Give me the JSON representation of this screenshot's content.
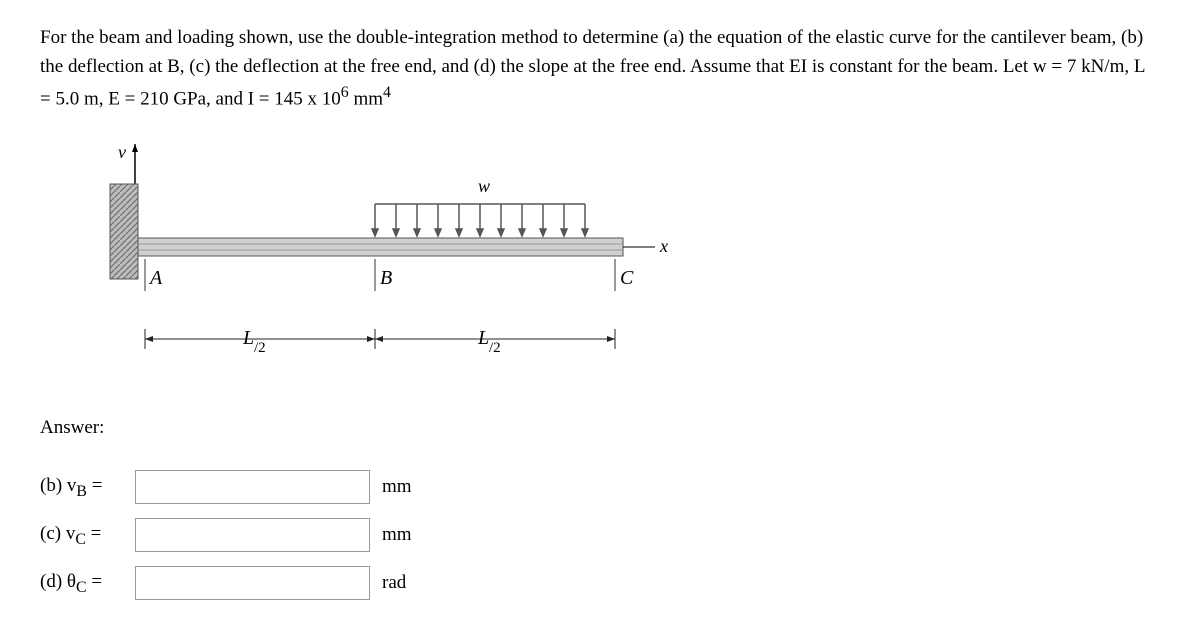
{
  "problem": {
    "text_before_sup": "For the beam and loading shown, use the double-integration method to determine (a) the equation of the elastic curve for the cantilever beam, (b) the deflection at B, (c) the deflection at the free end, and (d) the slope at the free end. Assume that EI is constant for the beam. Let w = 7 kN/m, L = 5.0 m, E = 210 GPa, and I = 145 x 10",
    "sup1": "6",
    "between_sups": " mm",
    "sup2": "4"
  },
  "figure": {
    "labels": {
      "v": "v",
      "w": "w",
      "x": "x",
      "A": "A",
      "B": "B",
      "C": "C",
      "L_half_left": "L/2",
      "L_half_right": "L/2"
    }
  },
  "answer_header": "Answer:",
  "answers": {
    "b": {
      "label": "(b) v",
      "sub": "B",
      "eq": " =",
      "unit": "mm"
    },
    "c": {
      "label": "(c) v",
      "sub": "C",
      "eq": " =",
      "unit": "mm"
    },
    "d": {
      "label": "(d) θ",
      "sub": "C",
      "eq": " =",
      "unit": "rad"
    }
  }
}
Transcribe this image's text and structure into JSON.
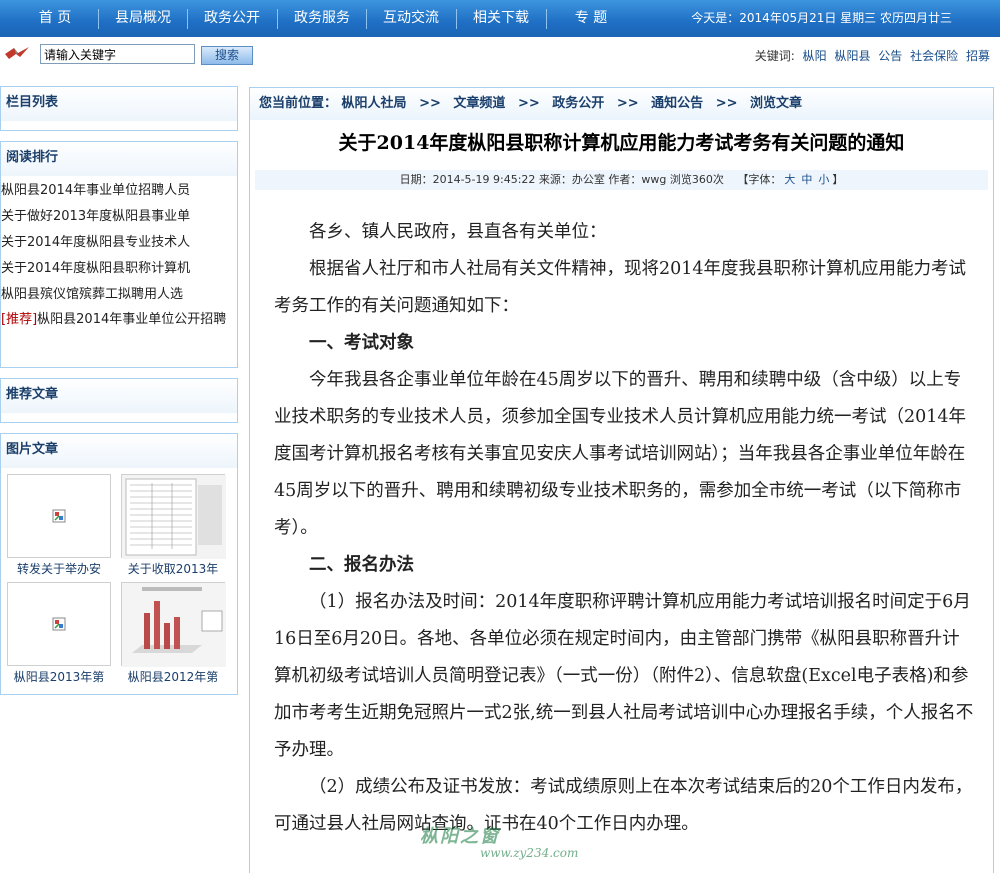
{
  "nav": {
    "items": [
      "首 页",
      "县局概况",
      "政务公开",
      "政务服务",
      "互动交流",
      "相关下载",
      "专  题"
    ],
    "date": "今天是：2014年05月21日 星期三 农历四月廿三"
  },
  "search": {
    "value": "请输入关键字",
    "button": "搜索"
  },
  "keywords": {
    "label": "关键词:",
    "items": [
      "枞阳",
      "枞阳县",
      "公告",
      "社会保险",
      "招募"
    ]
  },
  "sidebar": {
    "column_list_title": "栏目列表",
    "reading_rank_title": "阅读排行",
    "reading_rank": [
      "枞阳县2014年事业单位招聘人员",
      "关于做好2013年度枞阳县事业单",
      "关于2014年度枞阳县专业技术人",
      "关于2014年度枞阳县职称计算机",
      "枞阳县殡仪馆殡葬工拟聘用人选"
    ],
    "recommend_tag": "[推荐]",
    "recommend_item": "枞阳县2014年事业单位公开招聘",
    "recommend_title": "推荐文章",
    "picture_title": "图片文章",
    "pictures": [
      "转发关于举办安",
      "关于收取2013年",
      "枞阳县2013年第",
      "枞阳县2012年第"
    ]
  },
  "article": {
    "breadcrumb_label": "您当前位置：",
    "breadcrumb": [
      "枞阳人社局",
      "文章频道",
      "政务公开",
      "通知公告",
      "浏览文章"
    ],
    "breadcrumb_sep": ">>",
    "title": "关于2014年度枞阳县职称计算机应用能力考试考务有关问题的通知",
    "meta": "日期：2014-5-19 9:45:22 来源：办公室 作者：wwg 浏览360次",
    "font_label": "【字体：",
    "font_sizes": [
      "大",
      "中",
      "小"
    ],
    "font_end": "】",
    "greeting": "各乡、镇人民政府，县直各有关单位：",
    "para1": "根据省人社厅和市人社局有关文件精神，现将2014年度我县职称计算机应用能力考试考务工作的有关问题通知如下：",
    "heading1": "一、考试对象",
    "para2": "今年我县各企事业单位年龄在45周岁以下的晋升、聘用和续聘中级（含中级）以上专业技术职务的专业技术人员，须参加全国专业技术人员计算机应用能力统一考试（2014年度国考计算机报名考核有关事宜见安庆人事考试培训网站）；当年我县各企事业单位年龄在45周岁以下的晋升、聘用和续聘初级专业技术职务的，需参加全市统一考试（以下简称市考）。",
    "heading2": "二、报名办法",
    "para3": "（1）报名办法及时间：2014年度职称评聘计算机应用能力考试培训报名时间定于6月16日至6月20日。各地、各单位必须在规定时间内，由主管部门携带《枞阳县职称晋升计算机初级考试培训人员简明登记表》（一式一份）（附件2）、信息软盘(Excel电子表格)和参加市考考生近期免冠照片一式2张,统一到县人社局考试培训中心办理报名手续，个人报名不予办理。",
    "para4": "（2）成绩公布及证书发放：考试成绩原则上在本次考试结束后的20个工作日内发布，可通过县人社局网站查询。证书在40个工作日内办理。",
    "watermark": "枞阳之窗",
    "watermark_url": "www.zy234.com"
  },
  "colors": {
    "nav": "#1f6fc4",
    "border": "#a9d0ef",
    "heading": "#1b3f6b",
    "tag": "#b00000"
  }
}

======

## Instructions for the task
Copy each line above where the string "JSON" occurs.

## Solution
Give me the JSON representation of this screenshot's content.
Transcribe this image's text and structure into JSON.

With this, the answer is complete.